— Exercise prompt —
When you copy the data that follows, reproduce every word exactly and leave out the images.

-- -- --

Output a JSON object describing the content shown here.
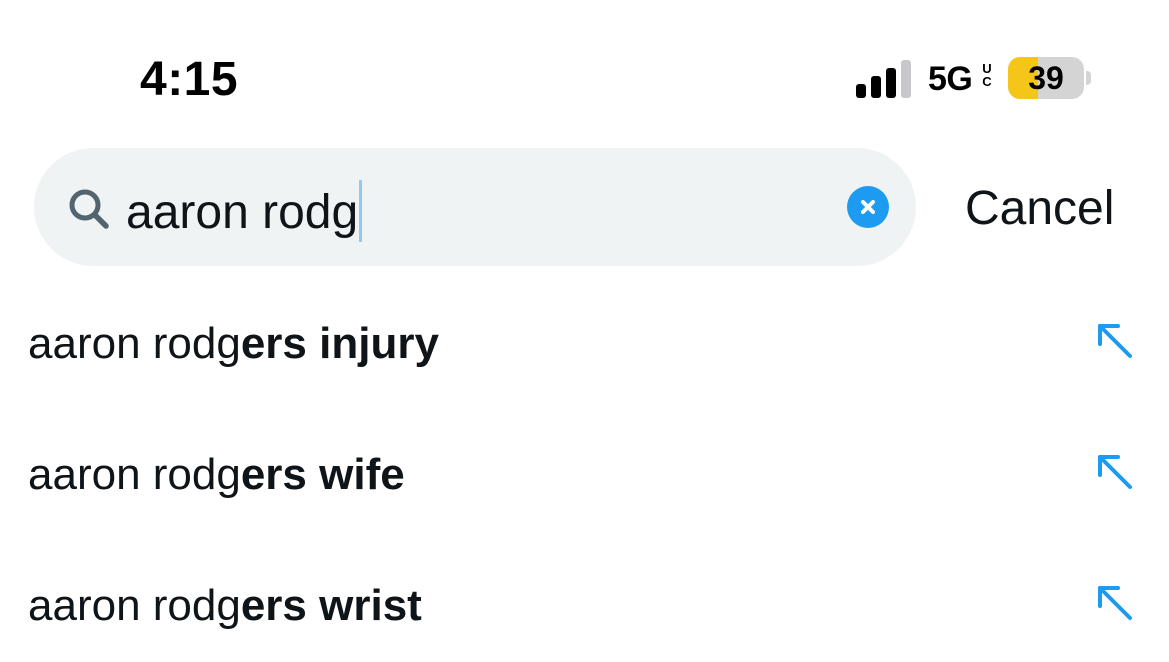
{
  "status_bar": {
    "time": "4:15",
    "network": "5G",
    "network_suffix_top": "U",
    "network_suffix_bottom": "C",
    "battery_level": "39",
    "battery_fraction": 0.39,
    "signal_bars_active": 3,
    "signal_bars_total": 4
  },
  "search": {
    "query": "aaron rodg",
    "search_icon": "search-icon",
    "clear_icon": "clear-x-icon",
    "cancel_label": "Cancel"
  },
  "suggestions": [
    {
      "typed": "aaron rodg",
      "completion": "ers injury",
      "icon": "fill-query-arrow-icon"
    },
    {
      "typed": "aaron rodg",
      "completion": "ers wife",
      "icon": "fill-query-arrow-icon"
    },
    {
      "typed": "aaron rodg",
      "completion": "ers wrist",
      "icon": "fill-query-arrow-icon"
    }
  ],
  "colors": {
    "accent": "#1d9bf0",
    "pill_background": "#eff3f4",
    "text": "#0f1419",
    "battery_fill": "#f5c518",
    "caret": "#8ecaf5"
  }
}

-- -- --

— Response to this task —
Output a JSON object describing the content shown here.
{
  "status_bar": {
    "time": "4:15",
    "network": "5G",
    "network_suffix_top": "U",
    "network_suffix_bottom": "C",
    "battery_level": "39",
    "battery_fraction": 0.39,
    "signal_bars_active": 3,
    "signal_bars_total": 4
  },
  "search": {
    "query": "aaron rodg",
    "search_icon": "search-icon",
    "clear_icon": "clear-x-icon",
    "cancel_label": "Cancel"
  },
  "suggestions": [
    {
      "typed": "aaron rodg",
      "completion": "ers injury",
      "icon": "fill-query-arrow-icon"
    },
    {
      "typed": "aaron rodg",
      "completion": "ers wife",
      "icon": "fill-query-arrow-icon"
    },
    {
      "typed": "aaron rodg",
      "completion": "ers wrist",
      "icon": "fill-query-arrow-icon"
    }
  ],
  "colors": {
    "accent": "#1d9bf0",
    "pill_background": "#eff3f4",
    "text": "#0f1419",
    "battery_fill": "#f5c518",
    "caret": "#8ecaf5"
  }
}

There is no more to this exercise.